[Data records for software interfaces]
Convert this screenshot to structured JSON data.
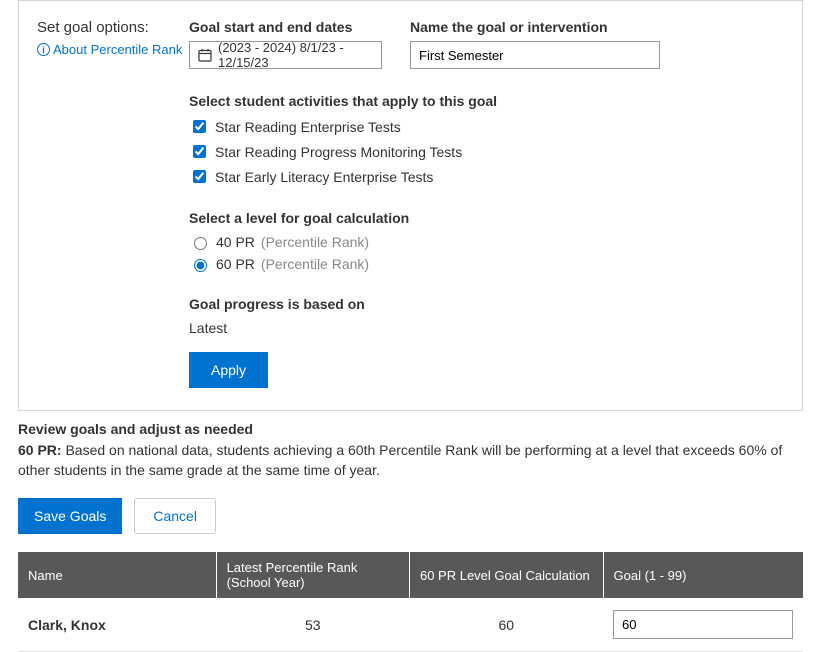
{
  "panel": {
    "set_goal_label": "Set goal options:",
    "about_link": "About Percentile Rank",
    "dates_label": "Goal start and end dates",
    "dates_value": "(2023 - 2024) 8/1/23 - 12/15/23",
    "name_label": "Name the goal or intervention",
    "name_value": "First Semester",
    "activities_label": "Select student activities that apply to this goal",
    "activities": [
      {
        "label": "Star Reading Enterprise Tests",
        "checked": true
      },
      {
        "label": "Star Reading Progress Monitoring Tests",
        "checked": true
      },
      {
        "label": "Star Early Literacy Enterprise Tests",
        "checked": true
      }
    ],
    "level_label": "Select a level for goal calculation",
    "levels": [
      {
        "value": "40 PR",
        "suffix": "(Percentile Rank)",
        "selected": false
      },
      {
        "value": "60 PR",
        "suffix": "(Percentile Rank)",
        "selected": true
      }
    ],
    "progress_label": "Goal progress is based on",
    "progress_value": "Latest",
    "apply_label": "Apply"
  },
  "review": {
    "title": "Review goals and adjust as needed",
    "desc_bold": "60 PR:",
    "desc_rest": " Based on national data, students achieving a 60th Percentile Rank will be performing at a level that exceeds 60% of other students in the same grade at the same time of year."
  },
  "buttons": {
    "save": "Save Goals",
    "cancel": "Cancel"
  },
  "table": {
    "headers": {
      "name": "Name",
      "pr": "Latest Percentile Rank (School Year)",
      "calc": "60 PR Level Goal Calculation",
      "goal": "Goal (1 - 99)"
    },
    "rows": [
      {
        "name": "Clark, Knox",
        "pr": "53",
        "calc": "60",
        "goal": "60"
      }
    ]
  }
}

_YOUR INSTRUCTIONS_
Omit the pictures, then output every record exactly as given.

_TASK OUTPUT_
Convert this screenshot to structured JSON data.
{
  "panel": {
    "set_goal_label": "Set goal options:",
    "about_link": "About Percentile Rank",
    "dates_label": "Goal start and end dates",
    "dates_value": "(2023 - 2024) 8/1/23 - 12/15/23",
    "name_label": "Name the goal or intervention",
    "name_value": "First Semester",
    "activities_label": "Select student activities that apply to this goal",
    "activities": [
      {
        "label": "Star Reading Enterprise Tests",
        "checked": true
      },
      {
        "label": "Star Reading Progress Monitoring Tests",
        "checked": true
      },
      {
        "label": "Star Early Literacy Enterprise Tests",
        "checked": true
      }
    ],
    "level_label": "Select a level for goal calculation",
    "levels": [
      {
        "value": "40 PR",
        "suffix": "(Percentile Rank)",
        "selected": false
      },
      {
        "value": "60 PR",
        "suffix": "(Percentile Rank)",
        "selected": true
      }
    ],
    "progress_label": "Goal progress is based on",
    "progress_value": "Latest",
    "apply_label": "Apply"
  },
  "review": {
    "title": "Review goals and adjust as needed",
    "desc_bold": "60 PR:",
    "desc_rest": " Based on national data, students achieving a 60th Percentile Rank will be performing at a level that exceeds 60% of other students in the same grade at the same time of year."
  },
  "buttons": {
    "save": "Save Goals",
    "cancel": "Cancel"
  },
  "table": {
    "headers": {
      "name": "Name",
      "pr": "Latest Percentile Rank (School Year)",
      "calc": "60 PR Level Goal Calculation",
      "goal": "Goal (1 - 99)"
    },
    "rows": [
      {
        "name": "Clark, Knox",
        "pr": "53",
        "calc": "60",
        "goal": "60"
      }
    ]
  }
}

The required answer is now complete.